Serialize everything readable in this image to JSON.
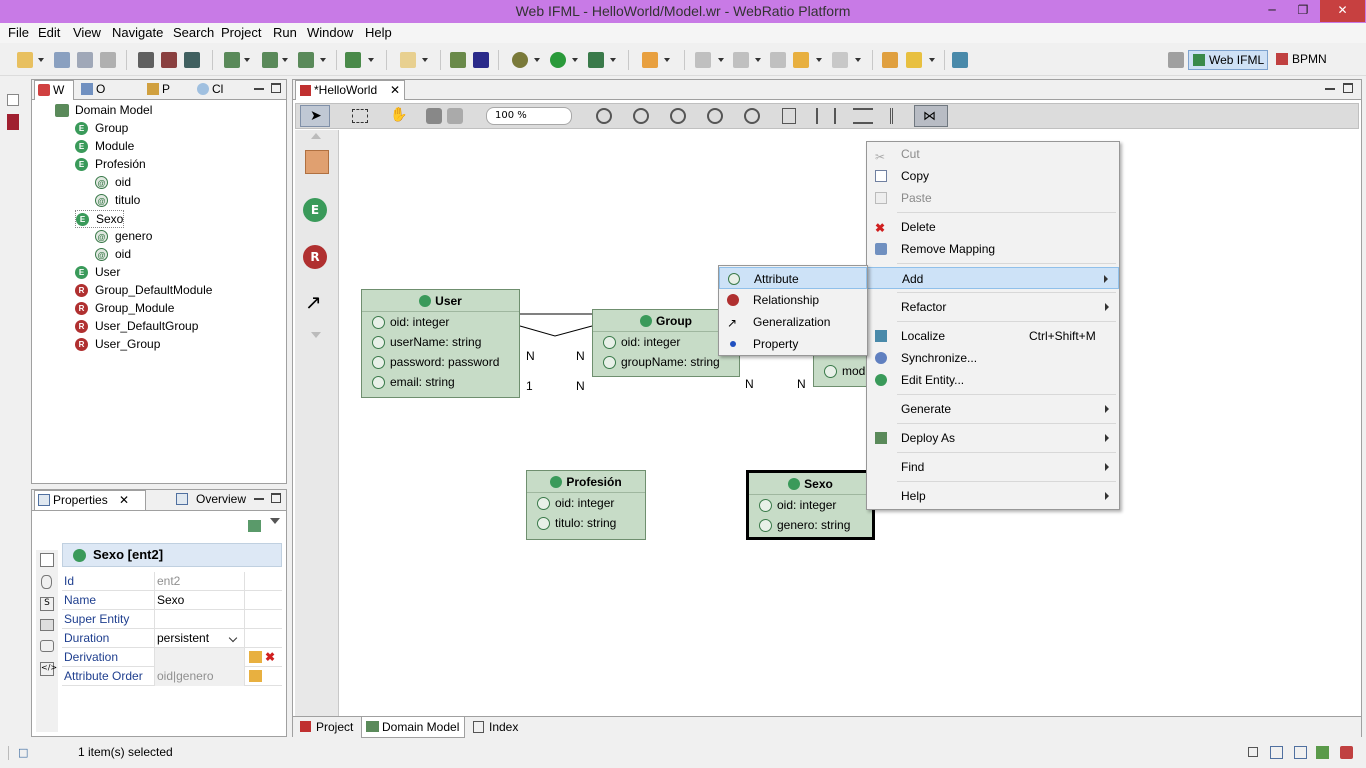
{
  "window": {
    "title": "Web IFML - HelloWorld/Model.wr - WebRatio Platform",
    "minimize": "─",
    "maximize": "❐",
    "close": "✕"
  },
  "menu": [
    "File",
    "Edit",
    "View",
    "Navigate",
    "Search",
    "Project",
    "Run",
    "Window",
    "Help"
  ],
  "perspectives": {
    "web_ifml": "Web IFML",
    "bpmn": "BPMN"
  },
  "outline": {
    "tabs": [
      "W",
      "O",
      "P",
      "Cl"
    ],
    "tree": [
      {
        "label": "Domain Model",
        "type": "dm",
        "level": 0
      },
      {
        "label": "Group",
        "type": "E",
        "level": 1
      },
      {
        "label": "Module",
        "type": "E",
        "level": 1
      },
      {
        "label": "Profesión",
        "type": "E",
        "level": 1
      },
      {
        "label": "oid",
        "type": "A",
        "level": 2
      },
      {
        "label": "titulo",
        "type": "A",
        "level": 2
      },
      {
        "label": "Sexo",
        "type": "E",
        "level": 1
      },
      {
        "label": "genero",
        "type": "A",
        "level": 2
      },
      {
        "label": "oid",
        "type": "A",
        "level": 2
      },
      {
        "label": "User",
        "type": "E",
        "level": 1
      },
      {
        "label": "Group_DefaultModule",
        "type": "R",
        "level": 1
      },
      {
        "label": "Group_Module",
        "type": "R",
        "level": 1
      },
      {
        "label": "User_DefaultGroup",
        "type": "R",
        "level": 1
      },
      {
        "label": "User_Group",
        "type": "R",
        "level": 1
      }
    ]
  },
  "properties": {
    "tab": "Properties",
    "tab2": "Overview",
    "header": "Sexo [ent2]",
    "rows": [
      {
        "key": "Id",
        "value": "ent2"
      },
      {
        "key": "Name",
        "value": "Sexo"
      },
      {
        "key": "Super Entity",
        "value": ""
      },
      {
        "key": "Duration",
        "value": "persistent"
      },
      {
        "key": "Derivation",
        "value": ""
      },
      {
        "key": "Attribute Order",
        "value": "oid|genero"
      }
    ]
  },
  "editor": {
    "tab": "*HelloWorld",
    "zoom": "100 %",
    "bottom_tabs": [
      "Project",
      "Domain Model",
      "Index"
    ],
    "palette": [
      "E",
      "R"
    ]
  },
  "entities": {
    "user": {
      "title": "User",
      "attrs": [
        "oid: integer",
        "userName: string",
        "password: password",
        "email: string"
      ]
    },
    "group": {
      "title": "Group",
      "attrs": [
        "oid: integer",
        "groupName: string"
      ]
    },
    "module": {
      "attr": "mod"
    },
    "profesion": {
      "title": "Profesión",
      "attrs": [
        "oid: integer",
        "titulo: string"
      ]
    },
    "sexo": {
      "title": "Sexo",
      "attrs": [
        "oid: integer",
        "genero: string"
      ]
    }
  },
  "relation_labels": {
    "n1": "N",
    "n2": "N",
    "one": "1",
    "n3": "N",
    "n4": "N",
    "n5": "N"
  },
  "context_menu": {
    "cut": "Cut",
    "copy": "Copy",
    "paste": "Paste",
    "delete": "Delete",
    "remove_mapping": "Remove Mapping",
    "add": "Add",
    "refactor": "Refactor",
    "localize": "Localize",
    "localize_shortcut": "Ctrl+Shift+M",
    "synchronize": "Synchronize...",
    "edit_entity": "Edit Entity...",
    "generate": "Generate",
    "deploy_as": "Deploy As",
    "find": "Find",
    "help": "Help"
  },
  "add_submenu": {
    "attribute": "Attribute",
    "relationship": "Relationship",
    "generalization": "Generalization",
    "property": "Property"
  },
  "status": {
    "selected": "1 item(s) selected"
  }
}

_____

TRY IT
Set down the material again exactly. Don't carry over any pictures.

SOLUTION BELOW
Serialize everything readable in this image to JSON.
{
  "window": {
    "title": "Web IFML - HelloWorld/Model.wr - WebRatio Platform",
    "minimize": "─",
    "maximize": "❐",
    "close": "✕"
  },
  "menu": [
    "File",
    "Edit",
    "View",
    "Navigate",
    "Search",
    "Project",
    "Run",
    "Window",
    "Help"
  ],
  "perspectives": {
    "web_ifml": "Web IFML",
    "bpmn": "BPMN"
  },
  "outline": {
    "tabs": [
      "W",
      "O",
      "P",
      "Cl"
    ],
    "tree": [
      {
        "label": "Domain Model",
        "type": "dm",
        "level": 0
      },
      {
        "label": "Group",
        "type": "E",
        "level": 1
      },
      {
        "label": "Module",
        "type": "E",
        "level": 1
      },
      {
        "label": "Profesión",
        "type": "E",
        "level": 1
      },
      {
        "label": "oid",
        "type": "A",
        "level": 2
      },
      {
        "label": "titulo",
        "type": "A",
        "level": 2
      },
      {
        "label": "Sexo",
        "type": "E",
        "level": 1
      },
      {
        "label": "genero",
        "type": "A",
        "level": 2
      },
      {
        "label": "oid",
        "type": "A",
        "level": 2
      },
      {
        "label": "User",
        "type": "E",
        "level": 1
      },
      {
        "label": "Group_DefaultModule",
        "type": "R",
        "level": 1
      },
      {
        "label": "Group_Module",
        "type": "R",
        "level": 1
      },
      {
        "label": "User_DefaultGroup",
        "type": "R",
        "level": 1
      },
      {
        "label": "User_Group",
        "type": "R",
        "level": 1
      }
    ]
  },
  "properties": {
    "tab": "Properties",
    "tab2": "Overview",
    "header": "Sexo [ent2]",
    "rows": [
      {
        "key": "Id",
        "value": "ent2"
      },
      {
        "key": "Name",
        "value": "Sexo"
      },
      {
        "key": "Super Entity",
        "value": ""
      },
      {
        "key": "Duration",
        "value": "persistent"
      },
      {
        "key": "Derivation",
        "value": ""
      },
      {
        "key": "Attribute Order",
        "value": "oid|genero"
      }
    ]
  },
  "editor": {
    "tab": "*HelloWorld",
    "zoom": "100 %",
    "bottom_tabs": [
      "Project",
      "Domain Model",
      "Index"
    ],
    "palette": [
      "E",
      "R"
    ]
  },
  "entities": {
    "user": {
      "title": "User",
      "attrs": [
        "oid: integer",
        "userName: string",
        "password: password",
        "email: string"
      ]
    },
    "group": {
      "title": "Group",
      "attrs": [
        "oid: integer",
        "groupName: string"
      ]
    },
    "module": {
      "attr": "mod"
    },
    "profesion": {
      "title": "Profesión",
      "attrs": [
        "oid: integer",
        "titulo: string"
      ]
    },
    "sexo": {
      "title": "Sexo",
      "attrs": [
        "oid: integer",
        "genero: string"
      ]
    }
  },
  "relation_labels": {
    "n1": "N",
    "n2": "N",
    "one": "1",
    "n3": "N",
    "n4": "N",
    "n5": "N"
  },
  "context_menu": {
    "cut": "Cut",
    "copy": "Copy",
    "paste": "Paste",
    "delete": "Delete",
    "remove_mapping": "Remove Mapping",
    "add": "Add",
    "refactor": "Refactor",
    "localize": "Localize",
    "localize_shortcut": "Ctrl+Shift+M",
    "synchronize": "Synchronize...",
    "edit_entity": "Edit Entity...",
    "generate": "Generate",
    "deploy_as": "Deploy As",
    "find": "Find",
    "help": "Help"
  },
  "add_submenu": {
    "attribute": "Attribute",
    "relationship": "Relationship",
    "generalization": "Generalization",
    "property": "Property"
  },
  "status": {
    "selected": "1 item(s) selected"
  }
}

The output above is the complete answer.